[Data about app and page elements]
/---
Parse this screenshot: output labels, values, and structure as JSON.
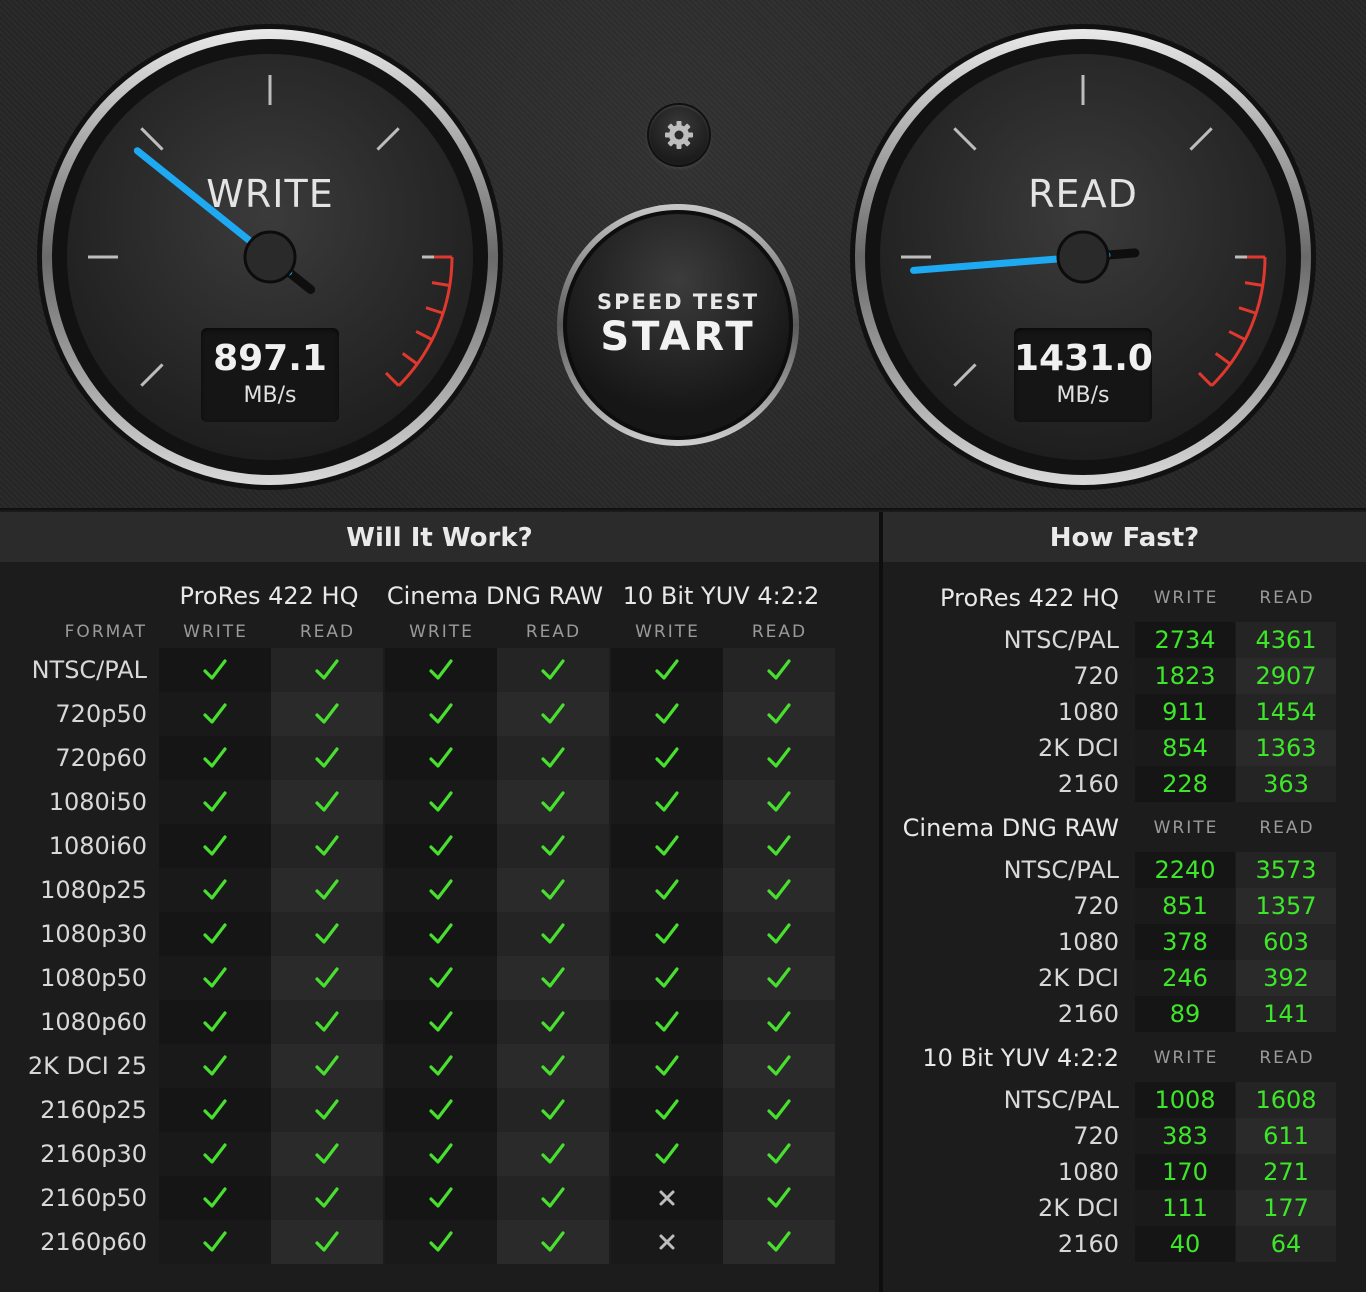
{
  "colors": {
    "accent": "#1eaaf2",
    "ok": "#48e02e",
    "fail": "#bdbdbd",
    "redzone": "#e0382e"
  },
  "write_gauge": {
    "title": "WRITE",
    "value": "897.1",
    "unit": "MB/s",
    "needle_fraction": 0.31
  },
  "read_gauge": {
    "title": "READ",
    "value": "1431.0",
    "unit": "MB/s",
    "needle_fraction": 0.15
  },
  "start": {
    "line1": "SPEED TEST",
    "line2": "START"
  },
  "settings": {
    "icon": "gear-icon"
  },
  "will_it_work": {
    "title": "Will It Work?",
    "format_label": "FORMAT",
    "codecs": [
      "ProRes 422 HQ",
      "Cinema DNG RAW",
      "10 Bit YUV 4:2:2"
    ],
    "subheads": [
      "WRITE",
      "READ",
      "WRITE",
      "READ",
      "WRITE",
      "READ"
    ],
    "rows": [
      {
        "format": "NTSC/PAL",
        "results": [
          true,
          true,
          true,
          true,
          true,
          true
        ]
      },
      {
        "format": "720p50",
        "results": [
          true,
          true,
          true,
          true,
          true,
          true
        ]
      },
      {
        "format": "720p60",
        "results": [
          true,
          true,
          true,
          true,
          true,
          true
        ]
      },
      {
        "format": "1080i50",
        "results": [
          true,
          true,
          true,
          true,
          true,
          true
        ]
      },
      {
        "format": "1080i60",
        "results": [
          true,
          true,
          true,
          true,
          true,
          true
        ]
      },
      {
        "format": "1080p25",
        "results": [
          true,
          true,
          true,
          true,
          true,
          true
        ]
      },
      {
        "format": "1080p30",
        "results": [
          true,
          true,
          true,
          true,
          true,
          true
        ]
      },
      {
        "format": "1080p50",
        "results": [
          true,
          true,
          true,
          true,
          true,
          true
        ]
      },
      {
        "format": "1080p60",
        "results": [
          true,
          true,
          true,
          true,
          true,
          true
        ]
      },
      {
        "format": "2K DCI 25",
        "results": [
          true,
          true,
          true,
          true,
          true,
          true
        ]
      },
      {
        "format": "2160p25",
        "results": [
          true,
          true,
          true,
          true,
          true,
          true
        ]
      },
      {
        "format": "2160p30",
        "results": [
          true,
          true,
          true,
          true,
          true,
          true
        ]
      },
      {
        "format": "2160p50",
        "results": [
          true,
          true,
          true,
          true,
          false,
          true
        ]
      },
      {
        "format": "2160p60",
        "results": [
          true,
          true,
          true,
          true,
          false,
          true
        ]
      }
    ]
  },
  "how_fast": {
    "title": "How Fast?",
    "write_label": "WRITE",
    "read_label": "READ",
    "blocks": [
      {
        "codec": "ProRes 422 HQ",
        "rows": [
          {
            "format": "NTSC/PAL",
            "write": "2734",
            "read": "4361"
          },
          {
            "format": "720",
            "write": "1823",
            "read": "2907"
          },
          {
            "format": "1080",
            "write": "911",
            "read": "1454"
          },
          {
            "format": "2K DCI",
            "write": "854",
            "read": "1363"
          },
          {
            "format": "2160",
            "write": "228",
            "read": "363"
          }
        ]
      },
      {
        "codec": "Cinema DNG RAW",
        "rows": [
          {
            "format": "NTSC/PAL",
            "write": "2240",
            "read": "3573"
          },
          {
            "format": "720",
            "write": "851",
            "read": "1357"
          },
          {
            "format": "1080",
            "write": "378",
            "read": "603"
          },
          {
            "format": "2K DCI",
            "write": "246",
            "read": "392"
          },
          {
            "format": "2160",
            "write": "89",
            "read": "141"
          }
        ]
      },
      {
        "codec": "10 Bit YUV 4:2:2",
        "rows": [
          {
            "format": "NTSC/PAL",
            "write": "1008",
            "read": "1608"
          },
          {
            "format": "720",
            "write": "383",
            "read": "611"
          },
          {
            "format": "1080",
            "write": "170",
            "read": "271"
          },
          {
            "format": "2K DCI",
            "write": "111",
            "read": "177"
          },
          {
            "format": "2160",
            "write": "40",
            "read": "64"
          }
        ]
      }
    ]
  }
}
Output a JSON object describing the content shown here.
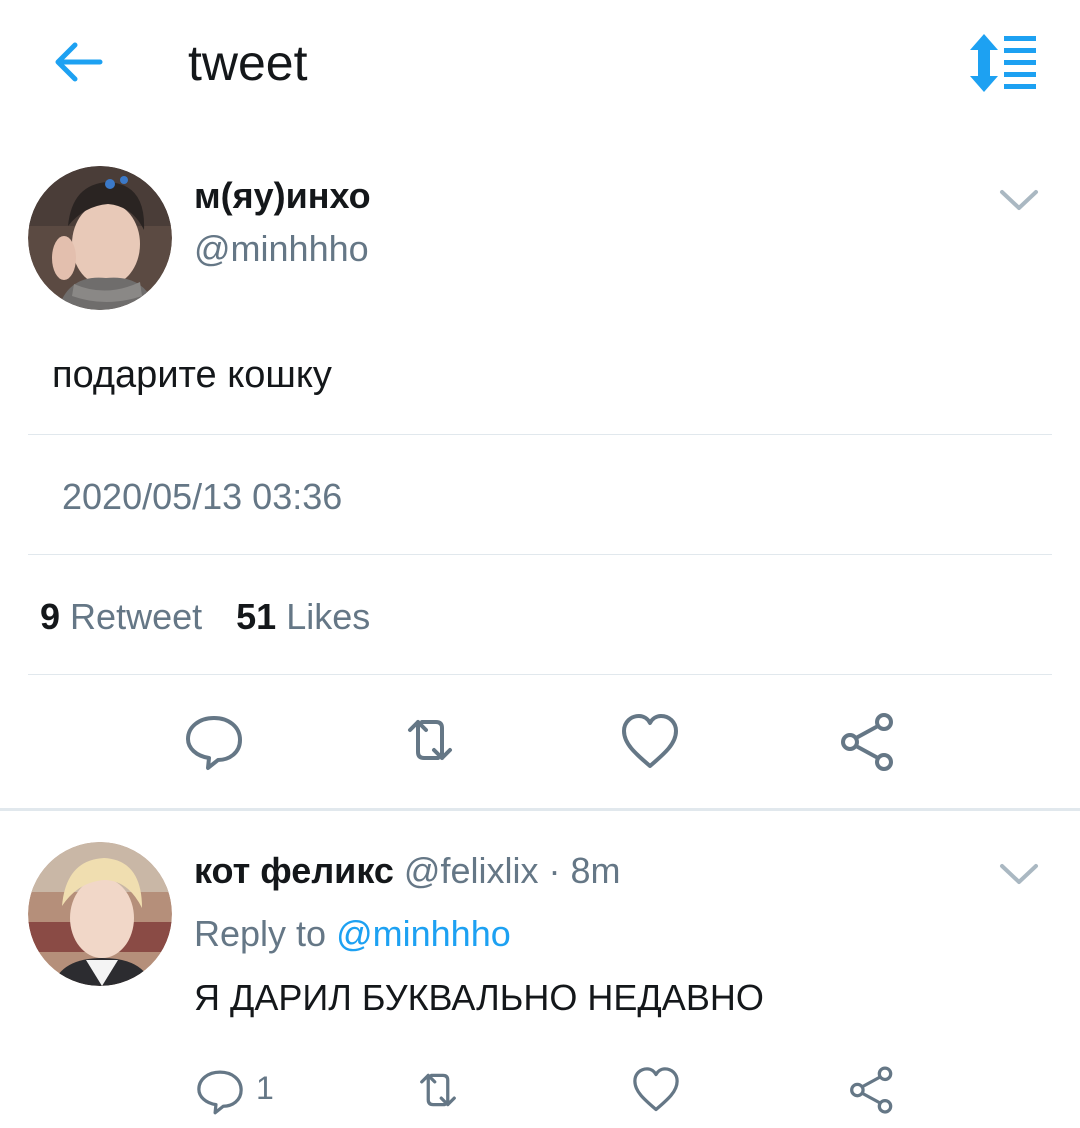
{
  "header": {
    "back_icon": "arrow-left-icon",
    "title": "tweet",
    "sort_icon": "sort-list-icon",
    "accent": "#1da1f2"
  },
  "tweet": {
    "avatar": "user-avatar-photo",
    "display_name": "м(яу)инхо",
    "handle": "@minhhho",
    "menu_icon": "chevron-down-icon",
    "text": "подарите кошку",
    "timestamp": "2020/05/13 03:36",
    "retweet_count": "9",
    "retweet_label": "Retweet",
    "likes_count": "51",
    "likes_label": "Likes",
    "actions": [
      "reply-icon",
      "retweet-icon",
      "heart-icon",
      "share-icon"
    ]
  },
  "reply": {
    "avatar": "user-avatar-photo",
    "display_name": "кот феликс",
    "handle": "@felixlix",
    "separator": "·",
    "time": "8m",
    "reply_to_label": "Reply to",
    "reply_to_handle": "@minhhho",
    "text": "Я ДАРИЛ БУКВАЛЬНО НЕДАВНО",
    "reply_count": "1",
    "menu_icon": "chevron-down-icon",
    "actions": [
      "reply-icon",
      "retweet-icon",
      "heart-icon",
      "share-icon"
    ]
  },
  "colors": {
    "text": "#14171a",
    "secondary": "#657786",
    "divider": "#e1e8ed",
    "accent": "#1da1f2"
  }
}
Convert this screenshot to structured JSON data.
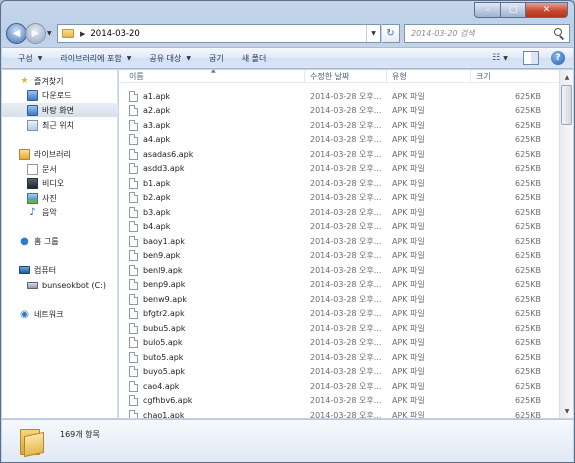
{
  "window": {
    "caption_min": "–",
    "caption_max": "□",
    "caption_close": "✕"
  },
  "address": {
    "path": "2014-03-20",
    "refresh": "↻"
  },
  "search": {
    "placeholder": "2014-03-20 검색"
  },
  "commands": {
    "organize": "구성",
    "include_library": "라이브러리에 포함",
    "share_with": "공유 대상",
    "burn": "굽기",
    "new_folder": "새 폴더"
  },
  "nav": {
    "favorites": "즐겨찾기",
    "downloads": "다운로드",
    "desktop": "바탕 화면",
    "recent": "최근 위치",
    "libraries": "라이브러리",
    "documents": "문서",
    "videos": "비디오",
    "pictures": "사진",
    "music": "음악",
    "homegroup": "홈 그룹",
    "computer": "컴퓨터",
    "drive": "bunseokbot (C:)",
    "network": "네트워크"
  },
  "columns": {
    "name": "이름",
    "date": "수정한 날짜",
    "type": "유형",
    "size": "크기"
  },
  "files": [
    {
      "name": "a1.apk",
      "date": "2014-03-28 오후...",
      "type": "APK 파일",
      "size": "625KB"
    },
    {
      "name": "a2.apk",
      "date": "2014-03-28 오후...",
      "type": "APK 파일",
      "size": "625KB"
    },
    {
      "name": "a3.apk",
      "date": "2014-03-28 오후...",
      "type": "APK 파일",
      "size": "625KB"
    },
    {
      "name": "a4.apk",
      "date": "2014-03-28 오후...",
      "type": "APK 파일",
      "size": "625KB"
    },
    {
      "name": "asadas6.apk",
      "date": "2014-03-28 오후...",
      "type": "APK 파일",
      "size": "625KB"
    },
    {
      "name": "asdd3.apk",
      "date": "2014-03-28 오후...",
      "type": "APK 파일",
      "size": "625KB"
    },
    {
      "name": "b1.apk",
      "date": "2014-03-28 오후...",
      "type": "APK 파일",
      "size": "625KB"
    },
    {
      "name": "b2.apk",
      "date": "2014-03-28 오후...",
      "type": "APK 파일",
      "size": "625KB"
    },
    {
      "name": "b3.apk",
      "date": "2014-03-28 오후...",
      "type": "APK 파일",
      "size": "625KB"
    },
    {
      "name": "b4.apk",
      "date": "2014-03-28 오후...",
      "type": "APK 파일",
      "size": "625KB"
    },
    {
      "name": "baoy1.apk",
      "date": "2014-03-28 오후...",
      "type": "APK 파일",
      "size": "625KB"
    },
    {
      "name": "ben9.apk",
      "date": "2014-03-28 오후...",
      "type": "APK 파일",
      "size": "625KB"
    },
    {
      "name": "benl9.apk",
      "date": "2014-03-28 오후...",
      "type": "APK 파일",
      "size": "625KB"
    },
    {
      "name": "benp9.apk",
      "date": "2014-03-28 오후...",
      "type": "APK 파일",
      "size": "625KB"
    },
    {
      "name": "benw9.apk",
      "date": "2014-03-28 오후...",
      "type": "APK 파일",
      "size": "625KB"
    },
    {
      "name": "bfgtr2.apk",
      "date": "2014-03-28 오후...",
      "type": "APK 파일",
      "size": "625KB"
    },
    {
      "name": "bubu5.apk",
      "date": "2014-03-28 오후...",
      "type": "APK 파일",
      "size": "625KB"
    },
    {
      "name": "bulo5.apk",
      "date": "2014-03-28 오후...",
      "type": "APK 파일",
      "size": "625KB"
    },
    {
      "name": "buto5.apk",
      "date": "2014-03-28 오후...",
      "type": "APK 파일",
      "size": "625KB"
    },
    {
      "name": "buyo5.apk",
      "date": "2014-03-28 오후...",
      "type": "APK 파일",
      "size": "625KB"
    },
    {
      "name": "cao4.apk",
      "date": "2014-03-28 오후...",
      "type": "APK 파일",
      "size": "625KB"
    },
    {
      "name": "cgfhbv6.apk",
      "date": "2014-03-28 오후...",
      "type": "APK 파일",
      "size": "625KB"
    },
    {
      "name": "chao1.apk",
      "date": "2014-03-28 오후...",
      "type": "APK 파일",
      "size": "625KB"
    }
  ],
  "status": {
    "count": "169개 항목"
  }
}
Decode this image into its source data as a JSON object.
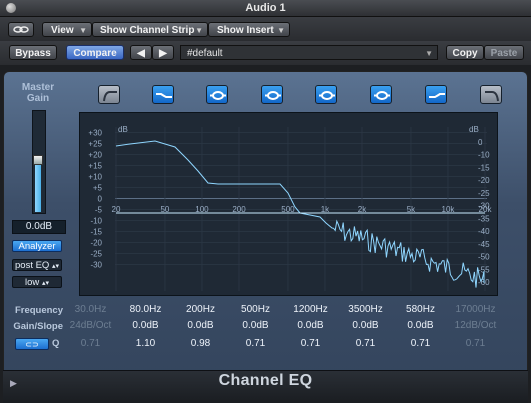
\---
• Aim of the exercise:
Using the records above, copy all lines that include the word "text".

• Solution for this problem:
    "text": "подарите кошку",
    "text": "Я ДАРИЛ БУКВАЛЬНО НЕДАВНО",
    "text": "#14171a",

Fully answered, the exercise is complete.